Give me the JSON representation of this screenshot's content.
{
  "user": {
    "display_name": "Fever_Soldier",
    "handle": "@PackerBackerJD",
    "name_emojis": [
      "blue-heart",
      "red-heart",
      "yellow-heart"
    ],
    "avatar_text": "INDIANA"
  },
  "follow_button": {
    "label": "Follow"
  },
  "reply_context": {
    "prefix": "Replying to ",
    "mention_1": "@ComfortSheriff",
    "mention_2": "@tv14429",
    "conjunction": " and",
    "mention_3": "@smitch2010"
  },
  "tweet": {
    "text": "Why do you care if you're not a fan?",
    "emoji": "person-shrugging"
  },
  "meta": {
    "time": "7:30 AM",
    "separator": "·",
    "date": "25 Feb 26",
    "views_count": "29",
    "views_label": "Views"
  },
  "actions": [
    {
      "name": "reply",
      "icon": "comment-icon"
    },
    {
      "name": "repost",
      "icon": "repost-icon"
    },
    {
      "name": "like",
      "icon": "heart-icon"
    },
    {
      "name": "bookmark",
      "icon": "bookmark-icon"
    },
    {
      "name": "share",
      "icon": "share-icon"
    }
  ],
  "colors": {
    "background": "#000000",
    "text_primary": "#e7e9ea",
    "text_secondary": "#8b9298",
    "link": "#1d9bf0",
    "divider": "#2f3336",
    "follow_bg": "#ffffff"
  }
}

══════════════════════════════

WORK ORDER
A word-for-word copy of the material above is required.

PROBLEM SOLUTION
Give me the JSON representation of this screenshot's content.
{
  "user": {
    "display_name": "Fever_Soldier",
    "handle": "@PackerBackerJD",
    "name_emojis": [
      "blue-heart",
      "red-heart",
      "yellow-heart"
    ],
    "avatar_text": "INDIANA"
  },
  "follow_button": {
    "label": "Follow"
  },
  "reply_context": {
    "prefix": "Replying to ",
    "mention_1": "@ComfortSheriff",
    "mention_2": "@tv14429",
    "conjunction": " and",
    "mention_3": "@smitch2010"
  },
  "tweet": {
    "text": "Why do you care if you're not a fan?",
    "emoji": "person-shrugging"
  },
  "meta": {
    "time": "7:30 AM",
    "separator": "·",
    "date": "25 Feb 26",
    "views_count": "29",
    "views_label": "Views"
  },
  "actions": [
    {
      "name": "reply",
      "icon": "comment-icon"
    },
    {
      "name": "repost",
      "icon": "repost-icon"
    },
    {
      "name": "like",
      "icon": "heart-icon"
    },
    {
      "name": "bookmark",
      "icon": "bookmark-icon"
    },
    {
      "name": "share",
      "icon": "share-icon"
    }
  ],
  "colors": {
    "background": "#000000",
    "text_primary": "#e7e9ea",
    "text_secondary": "#8b9298",
    "link": "#1d9bf0",
    "divider": "#2f3336",
    "follow_bg": "#ffffff"
  }
}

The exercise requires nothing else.